Launch Slideshow

Finishing Touches

Finishing Touches

  • http://www.poolspanews.com/Images/Tile-opener_hero_tcm126-2096994.jpg

    true

    600

    Classic Pool Tile

  • See description A

    http://www.poolspanews.com/Images/Tile1_tcm126-2096995.jpg

    true

    See description A

    600

    OutVision Photography

    See description A
  • See description B

    http://www.poolspanews.com/Images/Tile2_tcm126-2096996.jpg

    true

    See description B

    600

    See description B
  • See description C

    http://www.poolspanews.com/Images/Tile3_tcm126-2096997.jpg

    true

    See description C

    600

    OutVision Photography

    See description C
  • See description D

    http://www.poolspanews.com/Images/Tile4_tcm126-2096998.jpg

    true

    See description D

    600

    See description D

Humans have had a love affair with tile for thousands of years, with its use in waterfeatures dating back to ancient Rome. Indeed, even though the Italian city of Pompeii was destroyed by a volcano in 79 AD, remains of tiled pools and fountains were found in surprisingly good shape among the ruins.

Fortunately, today’s decorative tiles for pools and spas don’t generally see as much abuse. Whether they’re used to accentuate a pool perimeter, cover an entire spa or create a mosaic, they are as popular as ever — and the sky’s the limit for imaginative designers.

Here, we visit a couple of recent tiled projects by Platinum Poolcare Aquatech, a Pool & Spa News Top Builder based in Wheeling, Ill., a suburb of Chicago.
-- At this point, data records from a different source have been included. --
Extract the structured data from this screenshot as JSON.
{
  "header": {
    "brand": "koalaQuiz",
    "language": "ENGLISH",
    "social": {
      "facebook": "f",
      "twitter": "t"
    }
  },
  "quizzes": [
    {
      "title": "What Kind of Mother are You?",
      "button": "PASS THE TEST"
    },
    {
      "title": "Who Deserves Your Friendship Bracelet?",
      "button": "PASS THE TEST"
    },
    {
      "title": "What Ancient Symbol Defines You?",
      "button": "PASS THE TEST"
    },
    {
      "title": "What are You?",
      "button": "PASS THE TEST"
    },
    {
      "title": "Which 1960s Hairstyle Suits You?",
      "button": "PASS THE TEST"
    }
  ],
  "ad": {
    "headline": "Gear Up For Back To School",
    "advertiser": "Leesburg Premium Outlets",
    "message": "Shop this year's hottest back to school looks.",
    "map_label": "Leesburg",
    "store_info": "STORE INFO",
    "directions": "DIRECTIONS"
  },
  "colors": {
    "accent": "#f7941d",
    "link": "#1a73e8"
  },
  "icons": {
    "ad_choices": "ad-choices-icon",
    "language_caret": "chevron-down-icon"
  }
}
A) Starry, starry night: This pool features twinkling fiberoptic stars, a tiled perimeter and sun shelf. Built last year, the pool has depths ranging from 3.5- to 7.5 feet. The project posed an unusual challenge, says James Atlas, co-owner of Platinum Poolcare Aquatech, because the fiberoptic network needed to be protected from damage in case the pool surface ever had to be redone. To address that concern, a circular indentation was made in the pool floor, with enough fiber stored inside to reinstall the star system in the future, if needed. In addition, special care was taken to avoid damaging the small fiberoptic stems holding the stars. It took three weeks to install the 1-by-1-inch tiles, made by Materials Marketing; the entire project took four months.

B) Custom made: The pool features close to 250 fiberoptic “stars” and a custom blend of glass tile and natural stone on the sun shelf. The homeowner was particular about the tile/stone color mix, wanting to make sure it perfectly accented the French gray plaster of the pool before he would approve it. “Layout and preplanning were essential,” Atlas says.

C) Shelf talkers: A pleasant sound emanates from the pool’s sun shelf, which features five bubblers. Atlas was looking for uniformity of shape and height, and constructed each of the mini-geyers to shoot water 18 inches into the air.

D) Powerful perimeter: In this spa renovation project done last year, the 1-by-3-inch glass tiles make the entire installation pop. “With these tiles, surface prep is [particularly] important,” Atlas says. “We must get it perfectly level, and any loose material is sandblasted away. Tile must go on a good substrate, with proper bonding and grout.” The tiles are manufactured in China and distributed by Classic Pool Tile. Platinum Poolcare uses an in-house crew for its tile work and puts perimeter tile on all projects. The region’s repeated freeze/thaw conditions mean this type of tile is unsuitable for larger surfaces.